» **EXERCISE AIM**: Scan the entries below for the word "Help" and copy every line in which it occurs.

Saved entries:
★ ★ ★ ★ ★
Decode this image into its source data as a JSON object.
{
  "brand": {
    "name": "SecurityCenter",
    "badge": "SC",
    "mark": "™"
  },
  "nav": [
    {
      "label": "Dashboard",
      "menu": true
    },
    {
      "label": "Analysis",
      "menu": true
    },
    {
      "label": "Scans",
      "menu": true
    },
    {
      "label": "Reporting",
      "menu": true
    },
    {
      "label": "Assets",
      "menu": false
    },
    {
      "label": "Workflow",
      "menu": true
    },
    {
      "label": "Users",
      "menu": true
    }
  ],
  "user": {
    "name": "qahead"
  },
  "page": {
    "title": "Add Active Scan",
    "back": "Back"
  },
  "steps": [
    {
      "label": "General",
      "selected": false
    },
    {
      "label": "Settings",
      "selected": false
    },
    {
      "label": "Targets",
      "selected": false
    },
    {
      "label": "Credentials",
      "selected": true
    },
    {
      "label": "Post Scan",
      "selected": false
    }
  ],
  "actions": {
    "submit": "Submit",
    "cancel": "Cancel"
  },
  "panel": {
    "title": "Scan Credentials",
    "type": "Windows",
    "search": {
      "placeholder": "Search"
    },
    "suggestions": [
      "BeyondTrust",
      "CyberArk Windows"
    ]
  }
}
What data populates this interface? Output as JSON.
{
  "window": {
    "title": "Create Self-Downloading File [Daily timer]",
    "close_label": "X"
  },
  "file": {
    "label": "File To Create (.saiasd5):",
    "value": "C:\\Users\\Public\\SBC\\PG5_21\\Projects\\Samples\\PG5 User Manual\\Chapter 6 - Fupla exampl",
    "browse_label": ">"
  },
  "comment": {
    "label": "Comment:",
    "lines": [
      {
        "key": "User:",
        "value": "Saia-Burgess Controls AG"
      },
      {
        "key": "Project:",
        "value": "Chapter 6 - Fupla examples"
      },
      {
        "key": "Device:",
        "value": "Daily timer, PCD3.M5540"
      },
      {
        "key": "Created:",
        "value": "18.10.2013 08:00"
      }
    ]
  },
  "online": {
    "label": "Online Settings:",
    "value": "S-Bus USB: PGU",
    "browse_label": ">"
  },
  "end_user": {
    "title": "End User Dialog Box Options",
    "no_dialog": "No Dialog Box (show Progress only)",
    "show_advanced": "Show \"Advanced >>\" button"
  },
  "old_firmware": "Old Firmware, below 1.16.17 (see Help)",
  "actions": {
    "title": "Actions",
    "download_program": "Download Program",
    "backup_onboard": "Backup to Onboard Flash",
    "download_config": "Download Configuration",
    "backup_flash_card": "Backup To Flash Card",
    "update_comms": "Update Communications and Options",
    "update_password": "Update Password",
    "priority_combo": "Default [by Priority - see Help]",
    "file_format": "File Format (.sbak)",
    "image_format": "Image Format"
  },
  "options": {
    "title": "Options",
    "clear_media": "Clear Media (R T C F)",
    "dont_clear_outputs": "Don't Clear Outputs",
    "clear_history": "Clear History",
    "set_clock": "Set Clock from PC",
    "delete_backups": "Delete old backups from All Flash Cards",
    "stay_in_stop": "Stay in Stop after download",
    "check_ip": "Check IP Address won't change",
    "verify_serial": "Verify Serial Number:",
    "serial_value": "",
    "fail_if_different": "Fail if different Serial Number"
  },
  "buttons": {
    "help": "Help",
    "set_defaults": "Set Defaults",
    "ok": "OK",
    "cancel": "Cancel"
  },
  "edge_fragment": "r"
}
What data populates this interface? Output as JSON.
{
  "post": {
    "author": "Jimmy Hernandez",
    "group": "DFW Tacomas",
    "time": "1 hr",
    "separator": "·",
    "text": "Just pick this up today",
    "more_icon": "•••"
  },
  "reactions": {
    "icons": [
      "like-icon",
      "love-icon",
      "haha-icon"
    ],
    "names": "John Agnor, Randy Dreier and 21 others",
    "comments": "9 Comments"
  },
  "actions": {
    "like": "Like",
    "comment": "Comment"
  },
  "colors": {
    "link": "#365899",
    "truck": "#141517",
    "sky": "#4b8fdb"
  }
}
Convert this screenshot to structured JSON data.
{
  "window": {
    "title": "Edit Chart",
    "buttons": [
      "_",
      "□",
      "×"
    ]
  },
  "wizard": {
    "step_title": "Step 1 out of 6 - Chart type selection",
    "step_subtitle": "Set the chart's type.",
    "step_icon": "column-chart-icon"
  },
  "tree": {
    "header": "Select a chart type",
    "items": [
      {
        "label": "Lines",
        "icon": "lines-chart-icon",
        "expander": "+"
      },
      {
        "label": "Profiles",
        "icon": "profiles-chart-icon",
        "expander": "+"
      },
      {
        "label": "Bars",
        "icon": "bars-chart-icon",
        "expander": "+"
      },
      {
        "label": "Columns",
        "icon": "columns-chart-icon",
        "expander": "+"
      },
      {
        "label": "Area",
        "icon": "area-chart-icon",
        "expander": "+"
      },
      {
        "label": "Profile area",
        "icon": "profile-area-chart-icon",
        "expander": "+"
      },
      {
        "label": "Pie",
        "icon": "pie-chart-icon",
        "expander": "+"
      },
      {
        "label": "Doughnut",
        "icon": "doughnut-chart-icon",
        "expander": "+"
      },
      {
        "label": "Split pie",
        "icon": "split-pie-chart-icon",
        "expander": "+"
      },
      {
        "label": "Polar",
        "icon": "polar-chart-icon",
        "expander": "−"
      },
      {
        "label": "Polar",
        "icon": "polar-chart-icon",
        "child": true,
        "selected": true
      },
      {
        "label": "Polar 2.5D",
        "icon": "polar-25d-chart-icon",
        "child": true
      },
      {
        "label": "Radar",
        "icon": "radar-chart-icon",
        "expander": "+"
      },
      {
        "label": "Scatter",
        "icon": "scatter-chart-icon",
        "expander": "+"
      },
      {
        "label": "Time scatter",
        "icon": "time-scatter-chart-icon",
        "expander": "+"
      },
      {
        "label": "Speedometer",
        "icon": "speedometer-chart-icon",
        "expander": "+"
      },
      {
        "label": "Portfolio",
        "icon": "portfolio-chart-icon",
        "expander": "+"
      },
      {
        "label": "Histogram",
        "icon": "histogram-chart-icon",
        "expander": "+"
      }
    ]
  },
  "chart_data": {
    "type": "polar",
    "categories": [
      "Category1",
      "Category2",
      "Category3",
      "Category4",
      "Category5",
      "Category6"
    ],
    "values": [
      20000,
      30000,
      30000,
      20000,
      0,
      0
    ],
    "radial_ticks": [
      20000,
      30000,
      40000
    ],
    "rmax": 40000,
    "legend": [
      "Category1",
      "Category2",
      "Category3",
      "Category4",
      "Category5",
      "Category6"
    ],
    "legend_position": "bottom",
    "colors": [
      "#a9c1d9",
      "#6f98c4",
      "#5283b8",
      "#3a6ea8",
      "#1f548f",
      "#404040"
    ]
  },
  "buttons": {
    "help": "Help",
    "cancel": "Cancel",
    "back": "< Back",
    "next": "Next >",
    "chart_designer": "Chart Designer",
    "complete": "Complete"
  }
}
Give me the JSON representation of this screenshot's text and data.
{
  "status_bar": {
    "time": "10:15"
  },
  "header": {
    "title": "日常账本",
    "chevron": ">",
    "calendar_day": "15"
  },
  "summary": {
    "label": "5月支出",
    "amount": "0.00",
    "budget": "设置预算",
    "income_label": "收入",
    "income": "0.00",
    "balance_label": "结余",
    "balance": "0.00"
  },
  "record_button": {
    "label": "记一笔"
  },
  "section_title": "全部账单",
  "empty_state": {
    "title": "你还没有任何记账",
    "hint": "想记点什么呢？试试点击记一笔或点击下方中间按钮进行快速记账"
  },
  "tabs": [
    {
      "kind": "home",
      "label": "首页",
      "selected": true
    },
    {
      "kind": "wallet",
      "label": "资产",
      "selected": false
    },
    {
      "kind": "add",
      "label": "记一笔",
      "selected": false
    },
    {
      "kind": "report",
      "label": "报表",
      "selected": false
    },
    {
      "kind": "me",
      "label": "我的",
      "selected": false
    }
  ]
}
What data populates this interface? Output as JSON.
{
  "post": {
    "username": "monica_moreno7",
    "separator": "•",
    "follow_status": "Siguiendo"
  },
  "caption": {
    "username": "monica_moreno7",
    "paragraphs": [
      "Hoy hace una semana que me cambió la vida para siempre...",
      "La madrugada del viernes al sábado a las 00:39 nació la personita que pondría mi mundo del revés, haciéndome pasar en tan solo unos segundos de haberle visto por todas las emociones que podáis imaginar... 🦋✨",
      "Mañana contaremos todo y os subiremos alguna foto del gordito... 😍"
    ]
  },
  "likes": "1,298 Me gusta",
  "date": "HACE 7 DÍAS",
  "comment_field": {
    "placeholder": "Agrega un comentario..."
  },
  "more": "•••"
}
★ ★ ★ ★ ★
» **ANSWER SECTION**:
  "old_firmware": "Old Firmware, below 1.16.17 (see Help)",
    "priority_combo": "Default [by Priority - see Help]",
    "help": "Help",
    "help": "Help",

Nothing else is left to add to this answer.